▶ WORK TASK
Without the images, set down each entry exactly.

___ RECORDS PROVIDED

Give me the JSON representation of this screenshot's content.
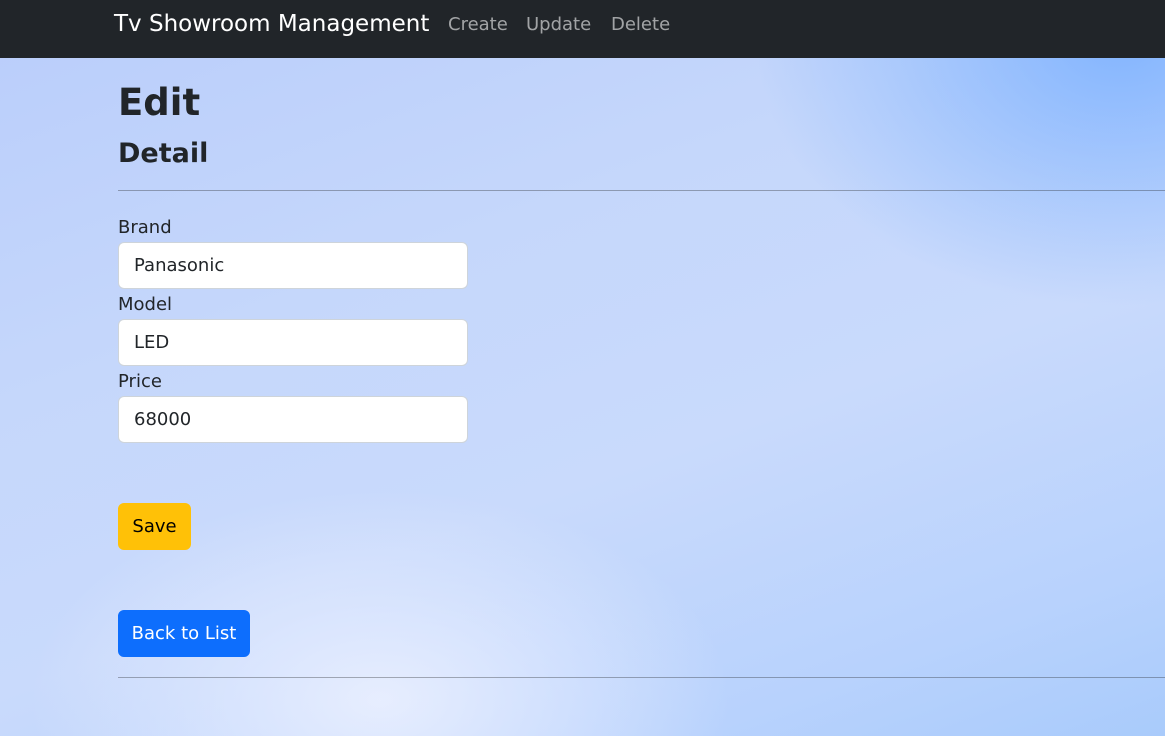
{
  "navbar": {
    "brand": "Tv Showroom Management",
    "links": [
      {
        "label": "Create"
      },
      {
        "label": "Update"
      },
      {
        "label": "Delete"
      }
    ]
  },
  "page": {
    "title": "Edit",
    "subtitle": "Detail"
  },
  "form": {
    "brand": {
      "label": "Brand",
      "value": "Panasonic"
    },
    "model": {
      "label": "Model",
      "value": "LED"
    },
    "price": {
      "label": "Price",
      "value": "68000"
    },
    "save_label": "Save"
  },
  "back_label": "Back to List",
  "colors": {
    "navbar_bg": "#212529",
    "save_button": "#ffc107",
    "back_button": "#0d6efd"
  }
}
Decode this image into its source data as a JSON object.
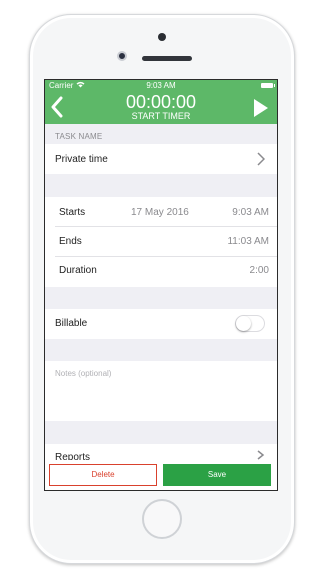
{
  "status_bar": {
    "carrier": "Carrier",
    "time": "9:03 AM"
  },
  "header": {
    "timer": "00:00:00",
    "start_label": "START TIMER"
  },
  "task": {
    "section_label": "TASK NAME",
    "name": "Private time"
  },
  "schedule": {
    "starts_label": "Starts",
    "starts_date": "17 May 2016",
    "starts_time": "9:03 AM",
    "ends_label": "Ends",
    "ends_time": "11:03 AM",
    "duration_label": "Duration",
    "duration_value": "2:00"
  },
  "billable": {
    "label": "Billable",
    "on": false
  },
  "notes": {
    "placeholder": "Notes (optional)"
  },
  "reports": {
    "label": "Reports"
  },
  "actions": {
    "delete_label": "Delete",
    "save_label": "Save"
  },
  "colors": {
    "header_green": "#5db868",
    "save_green": "#2ba145",
    "delete_red": "#d9412d"
  },
  "icons": {
    "back": "chevron-left-icon",
    "play": "play-icon",
    "disclosure": "chevron-right-icon",
    "wifi": "wifi-icon",
    "battery": "battery-icon"
  }
}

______

▶ RESPONSE FOR THIS EXERCISE
Give me the JSON representation of this screenshot's content.
{
  "navbar": {
    "brand": "Tv Showroom Management",
    "links": [
      {
        "label": "Create"
      },
      {
        "label": "Update"
      },
      {
        "label": "Delete"
      }
    ]
  },
  "page": {
    "title": "Edit",
    "subtitle": "Detail"
  },
  "form": {
    "brand": {
      "label": "Brand",
      "value": "Panasonic"
    },
    "model": {
      "label": "Model",
      "value": "LED"
    },
    "price": {
      "label": "Price",
      "value": "68000"
    },
    "save_label": "Save"
  },
  "back_label": "Back to List",
  "colors": {
    "navbar_bg": "#212529",
    "save_button": "#ffc107",
    "back_button": "#0d6efd"
  }
}
Decode this image into its source data as a JSON object.
{
  "status_bar": {
    "carrier": "Carrier",
    "time": "9:03 AM"
  },
  "header": {
    "timer": "00:00:00",
    "start_label": "START TIMER"
  },
  "task": {
    "section_label": "TASK NAME",
    "name": "Private time"
  },
  "schedule": {
    "starts_label": "Starts",
    "starts_date": "17 May 2016",
    "starts_time": "9:03 AM",
    "ends_label": "Ends",
    "ends_time": "11:03 AM",
    "duration_label": "Duration",
    "duration_value": "2:00"
  },
  "billable": {
    "label": "Billable",
    "on": false
  },
  "notes": {
    "placeholder": "Notes (optional)"
  },
  "reports": {
    "label": "Reports"
  },
  "actions": {
    "delete_label": "Delete",
    "save_label": "Save"
  },
  "colors": {
    "header_green": "#5db868",
    "save_green": "#2ba145",
    "delete_red": "#d9412d"
  },
  "icons": {
    "back": "chevron-left-icon",
    "play": "play-icon",
    "disclosure": "chevron-right-icon",
    "wifi": "wifi-icon",
    "battery": "battery-icon"
  }
}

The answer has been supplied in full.